··· Material for this task ···
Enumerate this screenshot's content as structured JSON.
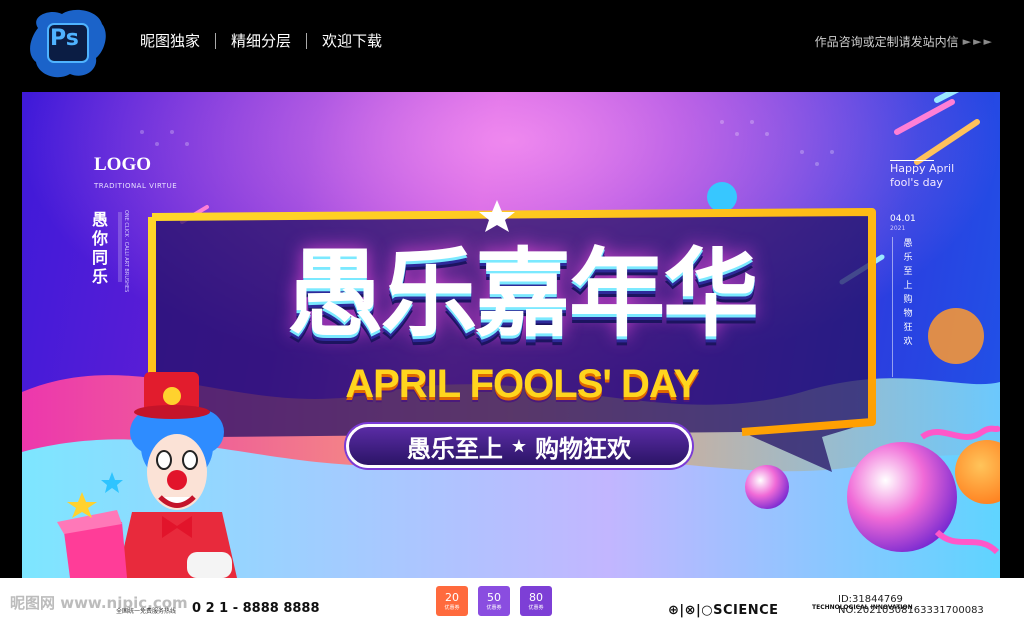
{
  "topbar": {
    "ps_icon_text": "Ps",
    "nav": [
      "昵图独家",
      "精细分层",
      "欢迎下载"
    ],
    "right_text": "作品咨询或定制请发站内信",
    "arrows": "►►►"
  },
  "banner": {
    "logo": "LOGO",
    "logo_sub": "TRADITIONAL VIRTUE",
    "vertical_cn": "愚你同乐",
    "vertical_en": "ONE CLICK · CALLI ART BRUSHES",
    "right_happy": "Happy April fool's day",
    "right_date": "04.01",
    "right_year": "2021",
    "right_vertical": "愚乐至上购物狂欢",
    "main_title": "愚乐嘉年华",
    "en_title": "APRIL FOOLS' DAY",
    "slogan_left": "愚乐至上",
    "slogan_star": "★",
    "slogan_right": "购物狂欢"
  },
  "footer": {
    "watermark": "昵图网 www.nipic.com",
    "phone_label": "全国统一免费服务热线",
    "phone": "0 2 1 - 8888  8888",
    "coupons": [
      {
        "value": "20",
        "label": "优惠券",
        "color": "#ff6a3d"
      },
      {
        "value": "50",
        "label": "优惠券",
        "color": "#8a4de0"
      },
      {
        "value": "80",
        "label": "优惠券",
        "color": "#7d3fd6"
      }
    ],
    "science": "⊕|⊗|○SCIENCE",
    "science_sub": "TECHNOLOGICAL INNOVATION",
    "image_id": "ID:31844769 NO:20210308163331700083"
  }
}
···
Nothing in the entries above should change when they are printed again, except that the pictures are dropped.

Enumerate this screenshot's content as structured JSON.
{
  "topbar": {
    "ps_icon_text": "Ps",
    "nav": [
      "昵图独家",
      "精细分层",
      "欢迎下载"
    ],
    "right_text": "作品咨询或定制请发站内信",
    "arrows": "►►►"
  },
  "banner": {
    "logo": "LOGO",
    "logo_sub": "TRADITIONAL VIRTUE",
    "vertical_cn": "愚你同乐",
    "vertical_en": "ONE CLICK · CALLI ART BRUSHES",
    "right_happy": "Happy April fool's day",
    "right_date": "04.01",
    "right_year": "2021",
    "right_vertical": "愚乐至上购物狂欢",
    "main_title": "愚乐嘉年华",
    "en_title": "APRIL FOOLS' DAY",
    "slogan_left": "愚乐至上",
    "slogan_star": "★",
    "slogan_right": "购物狂欢"
  },
  "footer": {
    "watermark": "昵图网 www.nipic.com",
    "phone_label": "全国统一免费服务热线",
    "phone": "0 2 1 - 8888  8888",
    "coupons": [
      {
        "value": "20",
        "label": "优惠券",
        "color": "#ff6a3d"
      },
      {
        "value": "50",
        "label": "优惠券",
        "color": "#8a4de0"
      },
      {
        "value": "80",
        "label": "优惠券",
        "color": "#7d3fd6"
      }
    ],
    "science": "⊕|⊗|○SCIENCE",
    "science_sub": "TECHNOLOGICAL INNOVATION",
    "image_id": "ID:31844769 NO:20210308163331700083"
  }
}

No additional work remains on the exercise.